■ Problem description:
Which lines below hold the word "uploading"? Copy all of them.
_____
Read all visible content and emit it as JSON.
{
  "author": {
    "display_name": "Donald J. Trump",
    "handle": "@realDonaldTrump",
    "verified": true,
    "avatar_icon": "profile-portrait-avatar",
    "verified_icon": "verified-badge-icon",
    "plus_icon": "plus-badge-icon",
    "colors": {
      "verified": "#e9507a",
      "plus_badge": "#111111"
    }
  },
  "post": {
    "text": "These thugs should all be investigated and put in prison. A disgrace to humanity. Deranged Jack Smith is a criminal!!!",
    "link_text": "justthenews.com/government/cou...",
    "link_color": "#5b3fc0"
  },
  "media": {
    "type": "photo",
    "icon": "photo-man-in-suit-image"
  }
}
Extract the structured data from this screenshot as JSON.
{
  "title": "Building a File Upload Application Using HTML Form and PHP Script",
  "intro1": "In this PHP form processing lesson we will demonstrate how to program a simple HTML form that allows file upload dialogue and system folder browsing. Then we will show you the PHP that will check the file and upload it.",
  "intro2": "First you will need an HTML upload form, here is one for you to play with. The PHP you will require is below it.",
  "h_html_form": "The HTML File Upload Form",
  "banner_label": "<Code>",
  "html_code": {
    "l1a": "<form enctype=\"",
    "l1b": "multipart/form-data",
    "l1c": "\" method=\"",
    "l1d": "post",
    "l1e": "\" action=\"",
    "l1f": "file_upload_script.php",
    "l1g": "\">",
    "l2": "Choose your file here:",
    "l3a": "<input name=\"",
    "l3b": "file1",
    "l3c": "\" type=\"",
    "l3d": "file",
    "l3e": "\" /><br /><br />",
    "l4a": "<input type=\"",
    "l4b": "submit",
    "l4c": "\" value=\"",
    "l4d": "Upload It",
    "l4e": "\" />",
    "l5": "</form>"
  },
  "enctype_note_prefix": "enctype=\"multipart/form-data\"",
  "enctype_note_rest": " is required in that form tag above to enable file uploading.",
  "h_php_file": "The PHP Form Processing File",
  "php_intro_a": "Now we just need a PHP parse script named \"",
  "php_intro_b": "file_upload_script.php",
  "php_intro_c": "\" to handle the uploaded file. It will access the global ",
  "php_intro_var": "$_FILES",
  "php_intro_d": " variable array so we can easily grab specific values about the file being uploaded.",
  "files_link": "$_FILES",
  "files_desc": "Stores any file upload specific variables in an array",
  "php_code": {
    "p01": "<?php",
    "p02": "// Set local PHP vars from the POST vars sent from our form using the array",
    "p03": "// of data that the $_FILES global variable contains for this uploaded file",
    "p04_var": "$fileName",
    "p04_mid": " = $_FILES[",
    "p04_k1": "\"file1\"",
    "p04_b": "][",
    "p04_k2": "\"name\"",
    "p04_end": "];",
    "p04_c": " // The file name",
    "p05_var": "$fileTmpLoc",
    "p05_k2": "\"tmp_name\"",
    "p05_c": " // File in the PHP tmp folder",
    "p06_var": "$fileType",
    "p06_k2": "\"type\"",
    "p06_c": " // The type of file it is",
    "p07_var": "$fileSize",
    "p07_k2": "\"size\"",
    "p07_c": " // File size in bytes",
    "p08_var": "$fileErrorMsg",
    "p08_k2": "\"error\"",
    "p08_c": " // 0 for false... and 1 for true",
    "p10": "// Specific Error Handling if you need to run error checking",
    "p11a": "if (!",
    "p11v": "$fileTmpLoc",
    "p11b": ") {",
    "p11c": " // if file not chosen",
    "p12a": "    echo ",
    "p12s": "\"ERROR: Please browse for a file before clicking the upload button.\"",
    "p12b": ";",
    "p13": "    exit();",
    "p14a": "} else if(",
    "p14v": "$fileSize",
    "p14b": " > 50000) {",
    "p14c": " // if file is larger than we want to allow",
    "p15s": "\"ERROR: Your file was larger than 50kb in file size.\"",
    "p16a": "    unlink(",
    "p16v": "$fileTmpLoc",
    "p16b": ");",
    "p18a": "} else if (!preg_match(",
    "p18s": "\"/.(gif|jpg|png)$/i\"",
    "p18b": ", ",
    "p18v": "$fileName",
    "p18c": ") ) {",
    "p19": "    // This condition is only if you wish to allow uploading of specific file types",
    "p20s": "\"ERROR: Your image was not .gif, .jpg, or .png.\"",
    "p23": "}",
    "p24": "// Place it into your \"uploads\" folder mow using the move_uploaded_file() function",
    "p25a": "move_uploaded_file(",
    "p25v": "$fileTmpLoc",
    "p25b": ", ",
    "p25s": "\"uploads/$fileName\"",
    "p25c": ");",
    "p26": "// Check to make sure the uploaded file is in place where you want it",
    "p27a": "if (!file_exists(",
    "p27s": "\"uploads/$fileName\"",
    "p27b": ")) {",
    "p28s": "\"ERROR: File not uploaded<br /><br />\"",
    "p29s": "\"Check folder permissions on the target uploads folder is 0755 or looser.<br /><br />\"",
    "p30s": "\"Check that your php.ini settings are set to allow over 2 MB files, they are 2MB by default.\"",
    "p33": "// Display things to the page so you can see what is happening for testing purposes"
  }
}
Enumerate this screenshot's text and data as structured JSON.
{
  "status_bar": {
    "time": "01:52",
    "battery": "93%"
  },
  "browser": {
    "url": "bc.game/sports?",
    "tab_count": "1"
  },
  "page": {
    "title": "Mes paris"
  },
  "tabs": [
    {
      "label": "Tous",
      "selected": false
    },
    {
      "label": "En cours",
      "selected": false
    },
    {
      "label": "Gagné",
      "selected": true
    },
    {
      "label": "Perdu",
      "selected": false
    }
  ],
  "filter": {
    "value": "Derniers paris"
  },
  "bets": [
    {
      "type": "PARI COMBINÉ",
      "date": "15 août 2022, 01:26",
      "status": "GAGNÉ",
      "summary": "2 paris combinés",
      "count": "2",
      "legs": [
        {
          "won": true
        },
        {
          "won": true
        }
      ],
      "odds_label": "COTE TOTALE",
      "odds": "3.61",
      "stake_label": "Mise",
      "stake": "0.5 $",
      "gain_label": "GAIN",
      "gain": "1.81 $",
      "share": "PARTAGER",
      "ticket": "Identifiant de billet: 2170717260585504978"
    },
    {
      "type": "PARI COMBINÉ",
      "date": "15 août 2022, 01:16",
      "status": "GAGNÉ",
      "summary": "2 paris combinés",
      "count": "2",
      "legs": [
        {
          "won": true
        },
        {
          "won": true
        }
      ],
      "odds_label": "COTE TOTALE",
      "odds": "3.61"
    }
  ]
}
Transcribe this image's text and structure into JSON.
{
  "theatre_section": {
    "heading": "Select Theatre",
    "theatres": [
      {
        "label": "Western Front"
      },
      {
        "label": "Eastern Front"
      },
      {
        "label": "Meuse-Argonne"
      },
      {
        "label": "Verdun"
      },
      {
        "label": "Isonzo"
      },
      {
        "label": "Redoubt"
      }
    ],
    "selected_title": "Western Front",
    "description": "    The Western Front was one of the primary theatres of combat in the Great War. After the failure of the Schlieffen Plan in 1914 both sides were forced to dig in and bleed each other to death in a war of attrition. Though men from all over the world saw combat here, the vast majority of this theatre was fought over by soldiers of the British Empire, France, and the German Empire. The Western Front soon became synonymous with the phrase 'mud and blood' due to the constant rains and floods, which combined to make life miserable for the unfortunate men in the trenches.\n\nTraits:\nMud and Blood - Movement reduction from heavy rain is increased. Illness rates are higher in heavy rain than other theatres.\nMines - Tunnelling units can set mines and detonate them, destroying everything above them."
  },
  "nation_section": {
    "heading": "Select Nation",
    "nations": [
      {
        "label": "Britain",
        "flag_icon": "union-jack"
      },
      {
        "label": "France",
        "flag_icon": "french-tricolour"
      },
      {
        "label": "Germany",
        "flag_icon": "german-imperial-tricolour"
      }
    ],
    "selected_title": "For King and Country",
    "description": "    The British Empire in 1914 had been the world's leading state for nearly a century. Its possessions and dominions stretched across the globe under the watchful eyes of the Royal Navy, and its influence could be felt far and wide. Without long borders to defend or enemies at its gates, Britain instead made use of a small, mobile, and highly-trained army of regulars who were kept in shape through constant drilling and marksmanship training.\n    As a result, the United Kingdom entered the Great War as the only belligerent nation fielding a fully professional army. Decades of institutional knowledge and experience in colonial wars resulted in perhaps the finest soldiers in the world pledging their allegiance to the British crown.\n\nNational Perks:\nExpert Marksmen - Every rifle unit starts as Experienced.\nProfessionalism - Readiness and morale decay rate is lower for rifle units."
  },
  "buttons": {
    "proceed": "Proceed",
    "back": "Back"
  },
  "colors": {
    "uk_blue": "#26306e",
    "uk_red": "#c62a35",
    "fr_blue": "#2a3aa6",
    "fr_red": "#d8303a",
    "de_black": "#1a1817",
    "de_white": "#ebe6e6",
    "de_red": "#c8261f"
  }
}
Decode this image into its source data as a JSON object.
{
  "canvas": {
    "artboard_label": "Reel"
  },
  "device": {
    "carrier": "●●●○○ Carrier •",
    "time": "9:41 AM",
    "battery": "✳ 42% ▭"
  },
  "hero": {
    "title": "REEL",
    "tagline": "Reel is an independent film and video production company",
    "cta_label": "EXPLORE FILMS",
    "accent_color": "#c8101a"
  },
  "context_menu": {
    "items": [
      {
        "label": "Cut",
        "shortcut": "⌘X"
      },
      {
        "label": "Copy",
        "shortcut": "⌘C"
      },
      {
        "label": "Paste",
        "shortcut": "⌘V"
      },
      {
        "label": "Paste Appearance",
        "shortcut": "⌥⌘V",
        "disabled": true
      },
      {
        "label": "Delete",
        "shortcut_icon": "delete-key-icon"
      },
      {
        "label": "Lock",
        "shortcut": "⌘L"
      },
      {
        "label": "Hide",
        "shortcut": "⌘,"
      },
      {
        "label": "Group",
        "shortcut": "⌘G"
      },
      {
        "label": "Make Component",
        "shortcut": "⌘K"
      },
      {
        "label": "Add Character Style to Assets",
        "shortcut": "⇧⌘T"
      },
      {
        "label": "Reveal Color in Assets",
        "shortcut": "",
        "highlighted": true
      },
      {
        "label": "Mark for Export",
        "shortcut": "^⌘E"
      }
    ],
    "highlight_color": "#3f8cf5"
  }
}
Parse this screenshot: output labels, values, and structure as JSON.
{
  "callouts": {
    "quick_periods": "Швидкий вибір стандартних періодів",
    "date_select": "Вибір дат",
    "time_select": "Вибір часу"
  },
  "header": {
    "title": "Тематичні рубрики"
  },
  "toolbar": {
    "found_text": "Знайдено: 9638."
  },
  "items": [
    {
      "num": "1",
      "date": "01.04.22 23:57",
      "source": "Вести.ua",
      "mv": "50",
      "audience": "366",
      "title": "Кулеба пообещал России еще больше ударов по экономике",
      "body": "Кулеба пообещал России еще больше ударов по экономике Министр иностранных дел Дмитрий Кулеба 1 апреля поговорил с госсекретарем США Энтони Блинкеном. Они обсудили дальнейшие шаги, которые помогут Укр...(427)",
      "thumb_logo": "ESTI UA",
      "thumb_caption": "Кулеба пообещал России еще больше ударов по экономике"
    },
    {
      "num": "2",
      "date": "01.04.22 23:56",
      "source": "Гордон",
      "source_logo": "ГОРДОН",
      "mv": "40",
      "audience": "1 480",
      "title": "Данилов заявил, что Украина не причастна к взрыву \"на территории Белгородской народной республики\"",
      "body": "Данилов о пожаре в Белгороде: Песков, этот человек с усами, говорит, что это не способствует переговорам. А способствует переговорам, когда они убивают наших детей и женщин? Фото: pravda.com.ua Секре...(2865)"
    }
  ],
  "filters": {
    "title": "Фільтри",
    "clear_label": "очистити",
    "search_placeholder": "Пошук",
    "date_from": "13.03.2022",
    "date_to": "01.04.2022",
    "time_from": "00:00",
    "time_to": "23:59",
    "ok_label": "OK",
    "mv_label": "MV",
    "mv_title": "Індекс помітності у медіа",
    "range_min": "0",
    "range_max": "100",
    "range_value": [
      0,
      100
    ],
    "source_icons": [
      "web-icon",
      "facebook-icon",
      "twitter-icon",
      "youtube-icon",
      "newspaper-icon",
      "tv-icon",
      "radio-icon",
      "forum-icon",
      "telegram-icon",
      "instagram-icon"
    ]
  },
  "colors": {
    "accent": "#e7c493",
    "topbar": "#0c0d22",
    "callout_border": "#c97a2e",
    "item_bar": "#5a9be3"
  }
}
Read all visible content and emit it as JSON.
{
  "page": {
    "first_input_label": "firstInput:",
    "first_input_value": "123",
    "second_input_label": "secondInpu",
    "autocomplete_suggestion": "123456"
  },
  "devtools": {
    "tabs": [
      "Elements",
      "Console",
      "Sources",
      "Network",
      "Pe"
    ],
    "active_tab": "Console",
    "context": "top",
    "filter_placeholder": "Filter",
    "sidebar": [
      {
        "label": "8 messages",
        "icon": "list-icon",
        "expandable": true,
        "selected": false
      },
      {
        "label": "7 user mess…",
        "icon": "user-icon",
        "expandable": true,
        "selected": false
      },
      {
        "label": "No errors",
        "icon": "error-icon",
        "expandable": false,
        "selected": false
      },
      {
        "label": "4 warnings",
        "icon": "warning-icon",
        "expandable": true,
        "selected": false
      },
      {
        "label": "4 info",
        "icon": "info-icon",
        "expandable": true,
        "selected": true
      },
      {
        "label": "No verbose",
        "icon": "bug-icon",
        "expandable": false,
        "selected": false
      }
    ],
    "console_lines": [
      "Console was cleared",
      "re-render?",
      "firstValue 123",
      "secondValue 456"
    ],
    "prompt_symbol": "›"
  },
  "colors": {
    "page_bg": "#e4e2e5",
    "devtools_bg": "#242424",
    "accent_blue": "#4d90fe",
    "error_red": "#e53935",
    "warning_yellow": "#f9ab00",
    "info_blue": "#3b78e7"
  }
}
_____
■ Reply:
  "enctype_note_rest": " is required in that form tag above to enable file uploading.",
    "p19": "    // This condition is only if you wish to allow uploading of specific file types",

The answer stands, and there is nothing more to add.